I want to repeat that = NO horses had Insulin Resistance.
Given the excessive iron provided to the horses in this study, it is unlikely dietary iron is an independent causative factor of IR.
There is research in the rat that showed IR rates interfered with hepcidin expression and iron was continually absorbed from the intestine, even tho body iron levels were already high, resulting in iron overload. ( Wang, H et al Diabetes May 2014. )
An important Note = these rats were made IR by being fed high fat diet, not high starch sugar diet – which is the issue with horses.
Another researcher I have actually studied a paper under, Dr B Vandergrift PHD, of Equine Consulting, University of Geulph, states that “Insulin dysregulation causes hepcidin dysregulation leading to iron overload, not the other way around. Managing iron overload in horses must be done from a medical approach as any dietary approach will be minimally effective at best.”
SO this ties in essentially with what Dr Kellons papers states about reporting higher than normal ferritin levels in horses with insulin dysregulation.
What do we know right now?
There is NO study to show feeding high iron causes IR.
Ferritin is not iron. It is a protein that binds iron and transports it to the liver for storage.
ID results in Hepcidin dysregulation, which takes up more iron into body, as more iron gets absorbed into body its stored in the ferritin molecule, and thus these ferritin protein molecules go up.
Which is why if you take a blood test of Fe levels in an ID horse you may find high levels of the protein ferritin. (not necessarily high iron).
However one take away is if your horse has IR or even dysregulation, having a diet low in iron may not be the problem or indeed make any difference.
What it may come down to is high iron being a marker of inflammation, (as Serum ferritin is also a well-known inflammatory marker,) hence the need to look after the gut cells.
As the research shows, iron overload is potentially caused by IR not the other way around.
We need more research in the actual horse 😊 We also need to take care reading research and drawing conclusions. Here the evidence directs us to high Fe due to the ID not the other way around.
However right now there is no need to panic about the high iron diets of our equines, providing your horse has a good balanced diet, and a healthy gut and immune system.

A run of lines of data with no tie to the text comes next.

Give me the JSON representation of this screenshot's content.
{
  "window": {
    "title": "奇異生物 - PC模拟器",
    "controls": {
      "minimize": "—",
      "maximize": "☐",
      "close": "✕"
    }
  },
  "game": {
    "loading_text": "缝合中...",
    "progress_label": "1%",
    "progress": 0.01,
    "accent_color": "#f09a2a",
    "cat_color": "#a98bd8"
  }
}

Final conclusion from the Dr Richards, Dr Nielsen and N Mclean suggests:
“Until research can determine this, greater emphasis needs to be placed on maintaining a healthy bodyweight for horses and ensuring adequate exercise to maintain insulin sensitivity.”

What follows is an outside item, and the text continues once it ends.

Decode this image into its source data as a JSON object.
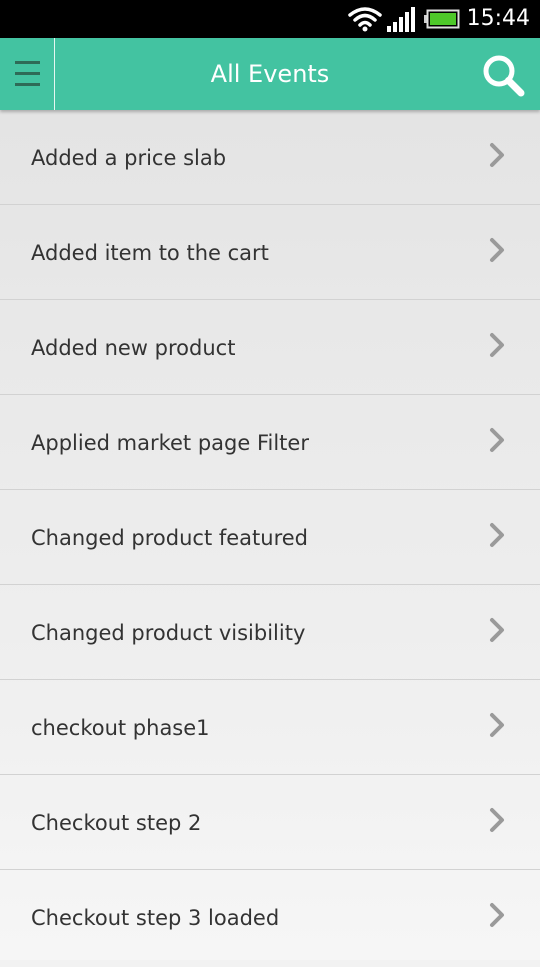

I hope this helps clarifies.
Kellon EM, Gustafson KF, Possible dysmetabolic hyperferritinemia in hyperinsulinemic horses. Open Vet J. 2020 Jan; 9(4): 287–293. Published online 2019 Oct 21. doi: 10.4314/ovj.v9i4.2 https://www.ncbi.nlm.nih.gov/pmc/articles/PMC6971364/#ref28
Serum ferritin is an important inflammatory disease marker, as it is mainly a leakage product from damaged cells https://pubs.rsc.org/en/Content/ArticleLanding/2014/MT/C3MT00347G
Dietary Iron Unlikely to Cause Insulin Resistance in Horses https://www.mdpi.com/2076-2615/12/19/2510/htm?fbclid=IwAR1AdaZd_GY_QSse4kxgU1K0gXWjWBpLS21LbDtGF7cuA_He3vqK26jR8h8
A POTENTIAL LINK BETWEEN INSULIN RESISTANCE AND IRON OVERLOAD DISORDER IN BROWSING RHINOCEROSES INVESTIGATED THROUGH THE USE OF AN EQUINE MODEL https://sciprofiles.com/publication/view/51fe10c8de5c728bc7ed4352989ff729
Kellon, E. Iron status of hyperinsulinemic/insulin resistant horses. Proceedings of the 3rd European Equine Health & Nutrition Congress, 2006 Mar, Ghent University, Merelbeke, Belgium.